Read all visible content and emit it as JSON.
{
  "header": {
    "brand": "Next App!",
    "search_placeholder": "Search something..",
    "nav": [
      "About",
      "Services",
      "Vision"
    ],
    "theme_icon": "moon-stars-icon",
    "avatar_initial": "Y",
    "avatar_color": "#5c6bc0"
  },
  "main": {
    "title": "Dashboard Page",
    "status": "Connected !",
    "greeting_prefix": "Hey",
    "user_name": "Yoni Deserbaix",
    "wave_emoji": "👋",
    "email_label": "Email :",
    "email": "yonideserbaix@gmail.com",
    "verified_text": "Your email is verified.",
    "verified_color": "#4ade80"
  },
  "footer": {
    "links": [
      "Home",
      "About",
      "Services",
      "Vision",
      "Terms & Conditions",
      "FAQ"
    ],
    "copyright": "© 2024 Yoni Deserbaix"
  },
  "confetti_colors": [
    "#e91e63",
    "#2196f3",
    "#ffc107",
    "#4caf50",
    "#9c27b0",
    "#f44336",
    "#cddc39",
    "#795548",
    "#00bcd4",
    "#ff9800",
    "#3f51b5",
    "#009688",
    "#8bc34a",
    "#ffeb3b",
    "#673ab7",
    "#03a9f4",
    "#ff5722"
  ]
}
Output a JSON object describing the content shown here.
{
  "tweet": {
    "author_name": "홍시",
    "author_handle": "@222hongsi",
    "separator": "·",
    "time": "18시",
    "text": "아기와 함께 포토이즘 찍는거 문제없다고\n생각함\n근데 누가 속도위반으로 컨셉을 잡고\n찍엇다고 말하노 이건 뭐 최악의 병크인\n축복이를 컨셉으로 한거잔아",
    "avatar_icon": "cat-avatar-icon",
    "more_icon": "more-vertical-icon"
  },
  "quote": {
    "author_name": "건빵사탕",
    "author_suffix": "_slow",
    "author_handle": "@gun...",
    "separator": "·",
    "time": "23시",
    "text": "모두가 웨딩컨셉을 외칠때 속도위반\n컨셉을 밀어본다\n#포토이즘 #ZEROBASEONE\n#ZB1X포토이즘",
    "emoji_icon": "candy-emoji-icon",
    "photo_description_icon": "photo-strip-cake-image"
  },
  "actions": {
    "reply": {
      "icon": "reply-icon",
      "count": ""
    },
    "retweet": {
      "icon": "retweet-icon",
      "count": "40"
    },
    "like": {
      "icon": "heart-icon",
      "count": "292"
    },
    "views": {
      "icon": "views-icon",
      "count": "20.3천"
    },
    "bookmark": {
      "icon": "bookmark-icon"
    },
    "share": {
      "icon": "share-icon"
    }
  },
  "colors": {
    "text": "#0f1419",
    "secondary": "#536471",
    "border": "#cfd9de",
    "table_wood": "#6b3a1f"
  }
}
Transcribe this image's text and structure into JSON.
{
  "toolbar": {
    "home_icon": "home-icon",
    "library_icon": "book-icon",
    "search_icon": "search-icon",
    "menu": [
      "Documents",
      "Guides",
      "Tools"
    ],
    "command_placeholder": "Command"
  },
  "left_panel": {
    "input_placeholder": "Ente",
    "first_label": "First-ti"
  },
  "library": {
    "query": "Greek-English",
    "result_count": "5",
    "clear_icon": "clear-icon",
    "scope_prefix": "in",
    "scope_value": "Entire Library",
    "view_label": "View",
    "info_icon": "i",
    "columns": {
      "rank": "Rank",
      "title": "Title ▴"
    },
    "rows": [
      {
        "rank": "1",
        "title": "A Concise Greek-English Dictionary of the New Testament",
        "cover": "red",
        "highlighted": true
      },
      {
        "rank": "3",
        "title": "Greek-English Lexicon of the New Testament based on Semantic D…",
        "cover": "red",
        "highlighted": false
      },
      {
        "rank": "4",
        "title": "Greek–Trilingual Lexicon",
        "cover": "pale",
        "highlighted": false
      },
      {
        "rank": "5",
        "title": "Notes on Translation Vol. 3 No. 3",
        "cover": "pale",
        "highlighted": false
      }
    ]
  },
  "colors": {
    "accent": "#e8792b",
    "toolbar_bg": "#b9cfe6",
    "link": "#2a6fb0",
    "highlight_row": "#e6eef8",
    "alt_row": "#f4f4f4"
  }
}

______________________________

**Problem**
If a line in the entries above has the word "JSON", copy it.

**Exercise response**
Read all visible content and emit it as JSON.
Output a JSON object describing the content shown here.
Transcribe this image's text and structure into JSON.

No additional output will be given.